Although Hanlan Boat Club has been closed for on-water rowing since mid- November, its members have been busy with any number of activities related to rowing and fitness. When the ice thaws and the docks are back in the water, Hanlan will be ready and raring to go for the 2014 season. No doubt it will be John Sherrick who will alert everyone to the status of the ice presently blanketing the bay in front of the Club. He is the one who knows that the bay froze over on December 9 and he keeps close tabs on the waterfront.
In the period between American Thanksgiving and Christmas Eve, two Hanlan members rowed their hearts out on the erg. Both logged more than 100,000 metres to complete the Concept 2 Holiday Challenge; reaching 100,000 metres meant funds were donated to charity by Concept 2 on their behalf. Brian Singleton reached 131, 280 metres followed by Jill Vandal at 130,855. Jill has accomplished this annually for over 10 years.
Meanwhile Masters sculler Avtar Dhanota was in Nepal climbing Annapurna. He says that he lost 8 lbs on the climb but put it back on (and a bit more) after returning to Kathmandu and then New Delhi. The temptation was Thai and Malaysian coconut-wrapped spicy and sweet noodles. If you know Avtar, it would be hard to imagine him losing 8 pounds!
As Avtar reports, "I climbed Annapurna IV which is at about 7,500 metres altitude. Annapurna I is the most difficult and technical of the 4 climbs and it has, proportionally taken more lives than Everest. Annapurna IV is considered a training peak for Annapurna I and for Mount Everest. However, the climb of any peak more than 6,500 metres in altitude can humble any climber - particularly a climber like myself who is at the upper end of the G category of masters scullers.

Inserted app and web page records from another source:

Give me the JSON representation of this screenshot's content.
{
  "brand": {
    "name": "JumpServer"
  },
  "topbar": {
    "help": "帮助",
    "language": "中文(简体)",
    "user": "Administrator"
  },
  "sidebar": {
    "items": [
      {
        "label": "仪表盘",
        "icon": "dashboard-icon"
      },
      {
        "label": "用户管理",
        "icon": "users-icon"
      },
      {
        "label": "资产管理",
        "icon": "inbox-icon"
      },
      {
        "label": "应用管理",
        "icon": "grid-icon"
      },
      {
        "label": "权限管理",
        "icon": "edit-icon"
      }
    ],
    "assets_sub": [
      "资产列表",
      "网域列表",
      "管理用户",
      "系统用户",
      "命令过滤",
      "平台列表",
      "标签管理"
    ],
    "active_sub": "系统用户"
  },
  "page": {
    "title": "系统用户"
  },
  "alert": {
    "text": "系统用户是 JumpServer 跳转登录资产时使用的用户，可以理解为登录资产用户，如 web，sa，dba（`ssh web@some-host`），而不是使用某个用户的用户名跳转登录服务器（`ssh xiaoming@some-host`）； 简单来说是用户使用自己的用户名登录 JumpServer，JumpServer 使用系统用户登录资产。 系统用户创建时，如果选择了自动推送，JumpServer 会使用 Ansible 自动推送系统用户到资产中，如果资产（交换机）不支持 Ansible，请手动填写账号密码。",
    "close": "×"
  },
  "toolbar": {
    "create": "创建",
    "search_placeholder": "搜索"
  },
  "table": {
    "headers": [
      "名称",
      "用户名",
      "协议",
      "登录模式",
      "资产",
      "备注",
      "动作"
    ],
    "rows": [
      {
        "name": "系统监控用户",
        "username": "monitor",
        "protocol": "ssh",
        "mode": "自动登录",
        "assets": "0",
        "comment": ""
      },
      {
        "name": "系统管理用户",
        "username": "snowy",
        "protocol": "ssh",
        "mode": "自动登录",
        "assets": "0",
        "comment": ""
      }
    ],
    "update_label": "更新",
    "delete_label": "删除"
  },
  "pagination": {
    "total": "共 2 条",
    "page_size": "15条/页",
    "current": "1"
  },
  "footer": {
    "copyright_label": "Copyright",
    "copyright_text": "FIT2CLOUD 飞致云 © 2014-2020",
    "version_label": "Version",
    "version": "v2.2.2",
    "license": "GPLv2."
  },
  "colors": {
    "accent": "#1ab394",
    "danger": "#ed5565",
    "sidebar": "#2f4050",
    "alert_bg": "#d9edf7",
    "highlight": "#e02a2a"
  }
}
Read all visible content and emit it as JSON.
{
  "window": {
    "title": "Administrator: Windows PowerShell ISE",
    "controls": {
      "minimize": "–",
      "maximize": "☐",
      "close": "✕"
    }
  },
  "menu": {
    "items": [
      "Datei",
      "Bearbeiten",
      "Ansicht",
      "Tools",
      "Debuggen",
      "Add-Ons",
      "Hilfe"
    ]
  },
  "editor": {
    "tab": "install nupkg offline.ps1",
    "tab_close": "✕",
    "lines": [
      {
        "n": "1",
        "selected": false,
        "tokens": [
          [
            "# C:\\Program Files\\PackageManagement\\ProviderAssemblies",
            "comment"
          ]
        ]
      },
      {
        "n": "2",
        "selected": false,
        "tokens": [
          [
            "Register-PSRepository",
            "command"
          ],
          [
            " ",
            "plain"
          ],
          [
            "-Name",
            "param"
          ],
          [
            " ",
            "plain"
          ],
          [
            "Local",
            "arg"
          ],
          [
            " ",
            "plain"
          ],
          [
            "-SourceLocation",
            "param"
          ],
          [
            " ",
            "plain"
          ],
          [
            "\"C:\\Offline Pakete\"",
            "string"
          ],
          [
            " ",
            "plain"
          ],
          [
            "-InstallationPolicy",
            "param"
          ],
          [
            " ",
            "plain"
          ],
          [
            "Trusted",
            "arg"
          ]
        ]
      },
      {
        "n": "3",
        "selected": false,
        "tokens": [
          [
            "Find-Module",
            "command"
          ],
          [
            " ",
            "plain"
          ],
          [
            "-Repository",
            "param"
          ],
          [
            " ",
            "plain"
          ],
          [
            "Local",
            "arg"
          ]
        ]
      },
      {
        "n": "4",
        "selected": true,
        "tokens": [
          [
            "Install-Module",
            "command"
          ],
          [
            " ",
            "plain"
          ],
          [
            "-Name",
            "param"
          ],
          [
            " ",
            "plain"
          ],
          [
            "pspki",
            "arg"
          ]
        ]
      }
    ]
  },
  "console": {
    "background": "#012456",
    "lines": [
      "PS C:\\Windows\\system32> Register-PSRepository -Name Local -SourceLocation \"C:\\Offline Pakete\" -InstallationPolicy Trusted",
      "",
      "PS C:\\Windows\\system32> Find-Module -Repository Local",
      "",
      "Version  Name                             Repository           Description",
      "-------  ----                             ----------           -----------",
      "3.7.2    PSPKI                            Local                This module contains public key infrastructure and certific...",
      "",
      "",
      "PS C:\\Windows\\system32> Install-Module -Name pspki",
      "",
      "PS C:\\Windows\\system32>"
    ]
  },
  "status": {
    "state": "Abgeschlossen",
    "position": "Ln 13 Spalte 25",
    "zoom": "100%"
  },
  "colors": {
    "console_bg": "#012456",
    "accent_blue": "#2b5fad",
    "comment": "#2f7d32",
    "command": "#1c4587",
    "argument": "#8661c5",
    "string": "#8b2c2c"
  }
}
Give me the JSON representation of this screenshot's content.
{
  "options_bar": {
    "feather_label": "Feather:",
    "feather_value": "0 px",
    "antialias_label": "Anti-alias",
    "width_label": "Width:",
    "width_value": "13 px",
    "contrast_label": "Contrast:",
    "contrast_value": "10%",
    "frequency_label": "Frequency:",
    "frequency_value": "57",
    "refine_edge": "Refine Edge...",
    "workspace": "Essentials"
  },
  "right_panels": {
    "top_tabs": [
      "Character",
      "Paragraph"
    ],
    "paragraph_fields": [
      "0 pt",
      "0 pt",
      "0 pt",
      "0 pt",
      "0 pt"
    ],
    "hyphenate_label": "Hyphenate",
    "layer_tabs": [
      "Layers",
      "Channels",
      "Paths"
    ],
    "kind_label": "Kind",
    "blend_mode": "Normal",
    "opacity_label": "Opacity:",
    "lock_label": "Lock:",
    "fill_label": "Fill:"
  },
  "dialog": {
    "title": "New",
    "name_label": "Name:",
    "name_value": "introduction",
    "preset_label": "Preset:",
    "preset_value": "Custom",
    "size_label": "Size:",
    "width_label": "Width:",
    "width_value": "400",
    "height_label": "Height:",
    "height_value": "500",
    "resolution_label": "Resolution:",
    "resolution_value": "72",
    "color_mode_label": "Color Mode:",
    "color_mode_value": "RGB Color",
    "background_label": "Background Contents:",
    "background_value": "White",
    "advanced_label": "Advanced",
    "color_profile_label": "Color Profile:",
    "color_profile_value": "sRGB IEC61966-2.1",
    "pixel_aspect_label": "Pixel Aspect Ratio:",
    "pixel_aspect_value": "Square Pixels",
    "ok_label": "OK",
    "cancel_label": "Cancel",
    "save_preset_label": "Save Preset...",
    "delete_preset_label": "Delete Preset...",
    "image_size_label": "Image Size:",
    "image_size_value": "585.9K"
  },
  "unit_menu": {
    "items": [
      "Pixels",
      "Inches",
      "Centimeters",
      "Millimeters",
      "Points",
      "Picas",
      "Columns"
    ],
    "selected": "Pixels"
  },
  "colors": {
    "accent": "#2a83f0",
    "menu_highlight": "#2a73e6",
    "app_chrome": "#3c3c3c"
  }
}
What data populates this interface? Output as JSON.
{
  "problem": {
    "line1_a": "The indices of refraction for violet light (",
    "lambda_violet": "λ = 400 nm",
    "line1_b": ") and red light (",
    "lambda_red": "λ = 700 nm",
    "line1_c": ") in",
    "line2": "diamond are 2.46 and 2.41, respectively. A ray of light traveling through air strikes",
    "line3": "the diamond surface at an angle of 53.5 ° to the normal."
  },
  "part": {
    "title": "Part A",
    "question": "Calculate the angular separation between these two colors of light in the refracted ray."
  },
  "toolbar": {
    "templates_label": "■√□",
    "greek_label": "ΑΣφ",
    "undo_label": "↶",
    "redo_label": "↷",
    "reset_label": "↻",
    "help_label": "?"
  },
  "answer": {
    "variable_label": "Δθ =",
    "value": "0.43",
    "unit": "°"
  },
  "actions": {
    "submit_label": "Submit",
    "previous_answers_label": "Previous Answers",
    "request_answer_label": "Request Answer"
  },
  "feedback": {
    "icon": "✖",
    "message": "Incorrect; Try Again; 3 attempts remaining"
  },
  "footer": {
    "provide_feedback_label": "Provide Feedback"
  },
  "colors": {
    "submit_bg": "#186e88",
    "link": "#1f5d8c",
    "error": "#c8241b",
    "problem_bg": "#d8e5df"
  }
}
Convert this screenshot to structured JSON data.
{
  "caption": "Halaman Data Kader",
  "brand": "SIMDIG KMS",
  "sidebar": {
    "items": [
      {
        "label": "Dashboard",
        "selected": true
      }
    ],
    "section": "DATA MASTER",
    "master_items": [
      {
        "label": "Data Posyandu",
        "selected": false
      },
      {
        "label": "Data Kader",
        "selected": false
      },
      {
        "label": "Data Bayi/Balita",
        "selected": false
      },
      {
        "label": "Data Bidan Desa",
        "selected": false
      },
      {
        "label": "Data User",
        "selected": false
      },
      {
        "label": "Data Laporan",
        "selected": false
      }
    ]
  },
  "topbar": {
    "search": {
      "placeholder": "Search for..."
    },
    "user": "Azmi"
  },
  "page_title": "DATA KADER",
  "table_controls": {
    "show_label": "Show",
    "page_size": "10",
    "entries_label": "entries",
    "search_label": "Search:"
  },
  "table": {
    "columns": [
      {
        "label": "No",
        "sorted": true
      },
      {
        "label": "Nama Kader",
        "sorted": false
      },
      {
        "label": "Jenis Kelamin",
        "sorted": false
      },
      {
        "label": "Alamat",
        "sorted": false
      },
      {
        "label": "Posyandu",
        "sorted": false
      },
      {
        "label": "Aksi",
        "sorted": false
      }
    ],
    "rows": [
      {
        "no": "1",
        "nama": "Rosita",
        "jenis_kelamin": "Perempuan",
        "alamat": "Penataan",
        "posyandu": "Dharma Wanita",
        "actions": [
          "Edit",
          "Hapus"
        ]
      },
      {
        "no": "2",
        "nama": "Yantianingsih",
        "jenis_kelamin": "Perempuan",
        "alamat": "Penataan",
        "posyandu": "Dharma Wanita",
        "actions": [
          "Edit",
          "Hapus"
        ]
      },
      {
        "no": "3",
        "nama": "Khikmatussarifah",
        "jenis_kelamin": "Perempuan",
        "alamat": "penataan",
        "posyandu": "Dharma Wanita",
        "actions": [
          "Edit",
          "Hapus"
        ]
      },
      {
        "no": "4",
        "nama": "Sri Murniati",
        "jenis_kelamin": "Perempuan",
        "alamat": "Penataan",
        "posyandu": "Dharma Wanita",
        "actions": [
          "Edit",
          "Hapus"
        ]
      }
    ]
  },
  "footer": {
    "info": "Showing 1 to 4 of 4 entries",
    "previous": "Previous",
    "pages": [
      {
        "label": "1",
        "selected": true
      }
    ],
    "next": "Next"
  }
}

"I had to find my pace and just stick to it. Keep in mind that the pace at 6,000 metres altitude or higher has to be covered in slow steps of inches, not of feet or yards. And above all, a climber has to have a very realistic understanding of the need to come back down alive. This is more important than reaching the top of a peak".
Meanwhile Harry and Sue Vanderlugt are actively pursuing cross- country skiing. Both race with distinction on the masters circuit provincially, nationally and internationally. A group of 24 Hanlan masters scullers, organized by JC Marly, "pretend" they are still on the water by renting the indoor tank at Don Rowing Club for hour-long sessions. Eight seats are taken on Saturday and Sunday mornings as well as one evening a week.
Eight Masters scullers from Hanlan are pursuing certification as regatta associate umpires on January 20 and 27 at the Rowing Ontario offices from 6:30 to 9:30 pm. If others are interested please sign up on-line at the RowOntario website. The course is free but there is a $30 fee for workbooks.
Volunteers would also be welcome at the Canadian Indoor Rowing Championships to be held at the Hershey Centre in Mississauga. A few Hanlan members have already volunteered - Sue and Vic Gustavison will be umpires and Dave Cole will again be masterminding the wizardry of the computer system for the races. Anyone else interested in helping out either on Saturday February 1 for set-up or Sunday February 2 during racing would be welcome. Please consult the Canadian Indoor Rowing Championship website for more information and to volunteer your services.